The hatchback's exterior was painted a custom Graphite Gray and metallic green mix by Reflections Autobody in nearby Wilmington and was in relatively good shape, so Gilbert decided to complete the exterior before moving on to major engine work. Since the previous owner had already equipped the chassis with various JDM goodies the only thing that had to be done was to repair the already damaged front end. Gilbert performed automotive plastic surgery by installing another complete JDM SiR front end and also threw on a Password:JDM front lip for good measure. Gilbert took care of the remaining prep and paint duties in the confines of his own garage. Interior mods came next when Recaro SPG buckets found their way into the cockpit along with a variety of Mugen parts. Gil Salazar, who helped Gilbert find the car, supplied him with a Circuit Hero stainless steel shift knob and shift extender.

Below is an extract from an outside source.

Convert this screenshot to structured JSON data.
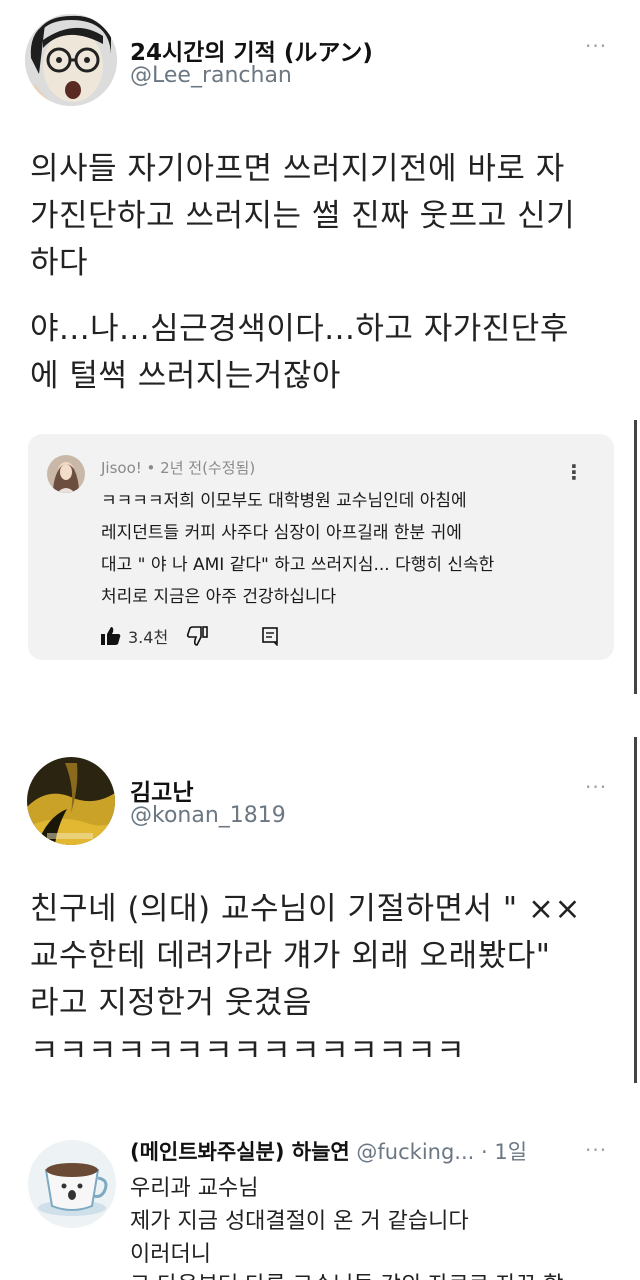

Tein HA coilovers came courtesy of the previous owner, who was a broke college student, so they remained unchanged except for modified spring rates. The stiff suspension is further upgraded with Prothane bushings and a Carbing shock tower bar. The stiff chassis rolls on 15-inch, old-school Dunlop Formula CP-F wheels with Falken Azenis rubber. Sitting behind the front wheels are '99 Civic Si brakes with CRX Si ones out back.
Despite the man-hours devoted to aesthetics, Gilbert is quick to remind us that this is no show car. His heart lies with the racing world, which meant his Civic's heart would have to as well. The B16A powerplant sitting in the bay was discarded and a full wire tuck was done in preparation for a B20A engine. The B20A that was assembled by Gilbert is highlighted by a decked, bored, honed, balanced, and blueprinted block complete with new seals, gaskets, and a B16A head. JB Cams in Chula Vista, Calif., is responsible for the custom Circuit Hero-spec camshafts paired with Skunk2 cam gears.

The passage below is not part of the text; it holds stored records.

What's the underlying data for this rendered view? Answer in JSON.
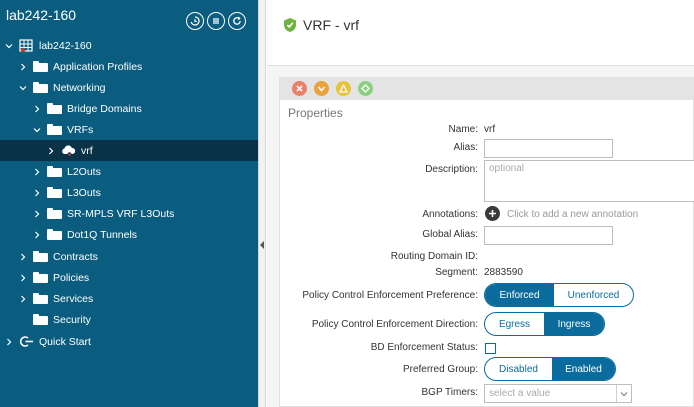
{
  "sidebar": {
    "title": "lab242-160",
    "header_icons": [
      "history-icon",
      "menu-list-icon",
      "refresh-icon"
    ],
    "tree": [
      {
        "label": "lab242-160",
        "icon": "tenant-icon",
        "expanded": true
      },
      {
        "label": "Application Profiles",
        "icon": "folder-icon",
        "expanded": false
      },
      {
        "label": "Networking",
        "icon": "folder-icon",
        "expanded": true
      },
      {
        "label": "Bridge Domains",
        "icon": "folder-icon",
        "expanded": false
      },
      {
        "label": "VRFs",
        "icon": "folder-icon",
        "expanded": true
      },
      {
        "label": "vrf",
        "icon": "vrf-cloud-icon",
        "expanded": false,
        "selected": true
      },
      {
        "label": "L2Outs",
        "icon": "folder-icon",
        "expanded": false
      },
      {
        "label": "L3Outs",
        "icon": "folder-icon",
        "expanded": false
      },
      {
        "label": "SR-MPLS VRF L3Outs",
        "icon": "folder-icon",
        "expanded": false
      },
      {
        "label": "Dot1Q Tunnels",
        "icon": "folder-icon",
        "expanded": false
      },
      {
        "label": "Contracts",
        "icon": "folder-icon",
        "expanded": false
      },
      {
        "label": "Policies",
        "icon": "folder-icon",
        "expanded": false
      },
      {
        "label": "Services",
        "icon": "folder-icon",
        "expanded": false
      },
      {
        "label": "Security",
        "icon": "folder-icon",
        "expanded": null
      },
      {
        "label": "Quick Start",
        "icon": "quick-start-icon",
        "expanded": false
      }
    ]
  },
  "header": {
    "title": "VRF - vrf",
    "icon": "shield-check-icon"
  },
  "actions": [
    {
      "name": "delete-icon",
      "color": "#e8806a"
    },
    {
      "name": "download-icon",
      "color": "#e9a33a"
    },
    {
      "name": "alert-icon",
      "color": "#e6c33a"
    },
    {
      "name": "health-icon",
      "color": "#8ccf7e"
    }
  ],
  "properties": {
    "title": "Properties",
    "name_label": "Name:",
    "name_value": "vrf",
    "alias_label": "Alias:",
    "description_label": "Description:",
    "description_placeholder": "optional",
    "annotations_label": "Annotations:",
    "annotations_hint": "Click to add a new annotation",
    "global_alias_label": "Global Alias:",
    "routing_domain_label": "Routing Domain ID:",
    "segment_label": "Segment:",
    "segment_value": "2883590",
    "pce_pref_label": "Policy Control Enforcement Preference:",
    "pce_pref_options": [
      "Enforced",
      "Unenforced"
    ],
    "pce_pref_selected": "Enforced",
    "pce_dir_label": "Policy Control Enforcement Direction:",
    "pce_dir_options": [
      "Egress",
      "Ingress"
    ],
    "pce_dir_selected": "Ingress",
    "bd_enf_label": "BD Enforcement Status:",
    "bd_enf_checked": false,
    "pref_group_label": "Preferred Group:",
    "pref_group_options": [
      "Disabled",
      "Enabled"
    ],
    "pref_group_selected": "Enabled",
    "bgp_timers_label": "BGP Timers:",
    "bgp_timers_placeholder": "select a value"
  },
  "colors": {
    "sidebar_bg": "#0b5d80",
    "selected_bg": "#0a3348",
    "accent": "#0b6b9d"
  }
}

Gilbert further developed the head with Port Flow race springs and titanium retainers. You might say Gilbert is a one-man wrecking crew in light of the fact that he did his own cylinder head port and polish in the privacy of his own home. A-Sport 46mm individual throttle bodies sit at the helm controlling incoming airflow while an ITG foam filter strains unwanted elements from the atmosphere. A HyTech 4-2-1 header kicks exhaust gases through to a Circuit Hero test pipe and out through a super-OG HKS Sport exhaust system. An S1 cable transmission was fully disassembled, inspected, and meticulously rebuilt by Gilbert with new main carrier and mainshaft bearings. An ACT heavy-duty clutch pressure plate, Southland six-puck sprung-hub clutch disc, and a Kaaz one-and-a-half-way limited-slip differential allows the transmission to handle anything Gilbert decides to throw at it. With the engine firmly in place, the 11.8:1 B20-VTEC produces 227 hp and 167 lb-ft of torque. Not too shabby for a one-man, garage-built project.
"Three years later, and a lot of man-hours in my garage, produced the car you see now. All the work was done by me with little to no help from anyone," Gilbert says. "I'm done for now; I want to take a little break from building and take it to the track for some stomping." Gilbert's Civic should remain proof that one can never fully be over it or simply walk away from a hobby that once pulled at the heartstrings. Gilbert Corona is a guy who just happened to be down and out and tried to trick himself into believing that he was done. A couple of years later he escaped from his garage with something truly amazing.